> **DIRECTIONS FOR THIS TASK**: Show all lines containing "title" from the data below.
Start of RECORDS SUPPLIED
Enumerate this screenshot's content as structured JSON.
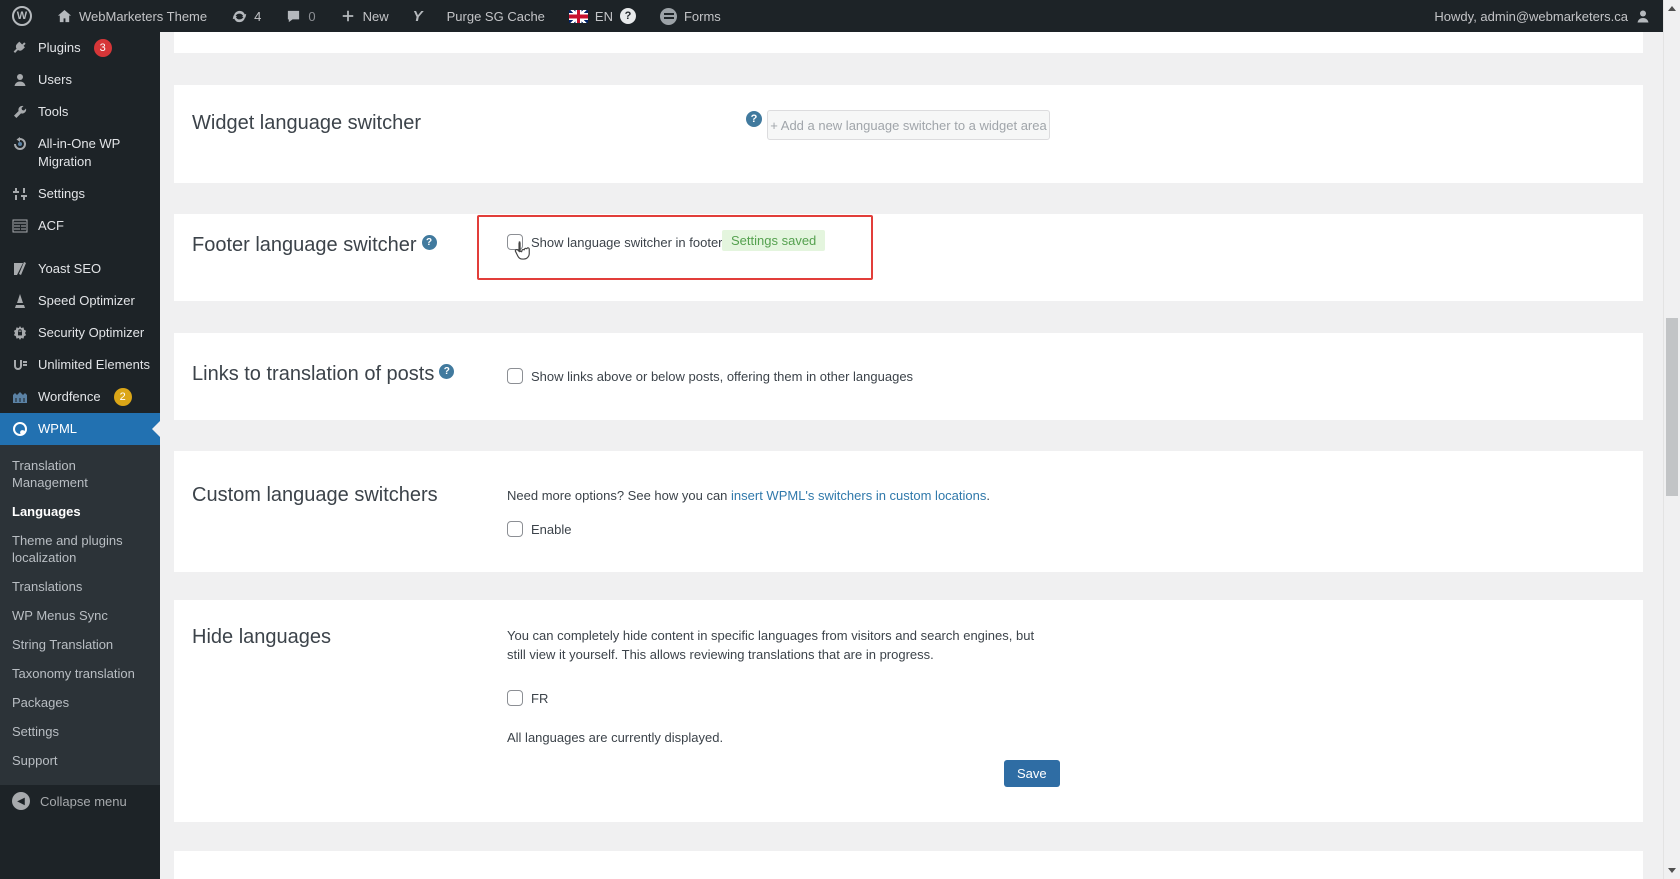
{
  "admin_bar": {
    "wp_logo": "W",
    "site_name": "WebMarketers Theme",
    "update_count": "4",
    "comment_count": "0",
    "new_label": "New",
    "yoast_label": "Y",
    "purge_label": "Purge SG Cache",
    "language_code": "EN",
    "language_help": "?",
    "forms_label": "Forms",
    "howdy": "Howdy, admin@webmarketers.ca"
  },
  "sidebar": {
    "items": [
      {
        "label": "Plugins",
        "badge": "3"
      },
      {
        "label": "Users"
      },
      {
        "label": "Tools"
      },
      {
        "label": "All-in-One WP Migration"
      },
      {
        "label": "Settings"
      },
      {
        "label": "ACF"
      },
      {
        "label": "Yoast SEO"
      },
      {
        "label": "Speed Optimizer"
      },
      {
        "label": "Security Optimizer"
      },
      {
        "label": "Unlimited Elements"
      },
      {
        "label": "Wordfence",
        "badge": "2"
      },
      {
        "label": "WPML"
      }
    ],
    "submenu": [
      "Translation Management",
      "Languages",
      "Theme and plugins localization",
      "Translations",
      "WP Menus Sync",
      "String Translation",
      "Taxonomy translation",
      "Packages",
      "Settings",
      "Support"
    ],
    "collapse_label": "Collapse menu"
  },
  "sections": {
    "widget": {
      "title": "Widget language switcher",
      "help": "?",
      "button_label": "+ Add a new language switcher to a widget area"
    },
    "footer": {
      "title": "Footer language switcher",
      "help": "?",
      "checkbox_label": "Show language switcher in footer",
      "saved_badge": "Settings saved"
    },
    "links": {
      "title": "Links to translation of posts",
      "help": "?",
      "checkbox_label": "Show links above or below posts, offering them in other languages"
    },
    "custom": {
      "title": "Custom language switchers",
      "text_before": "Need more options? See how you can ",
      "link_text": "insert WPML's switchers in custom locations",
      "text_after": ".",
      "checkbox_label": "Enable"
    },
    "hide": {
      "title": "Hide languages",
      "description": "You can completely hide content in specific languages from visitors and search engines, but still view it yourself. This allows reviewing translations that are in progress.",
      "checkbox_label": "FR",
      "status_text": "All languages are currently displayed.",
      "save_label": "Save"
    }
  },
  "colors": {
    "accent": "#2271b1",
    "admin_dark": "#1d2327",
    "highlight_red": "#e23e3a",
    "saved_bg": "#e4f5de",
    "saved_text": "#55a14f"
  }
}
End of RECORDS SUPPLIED
> **RESPONSE AREA**:
      "title": "Widget language switcher",
      "title": "Footer language switcher",
      "title": "Links to translation of posts",
      "title": "Custom language switchers",
      "title": "Hide languages",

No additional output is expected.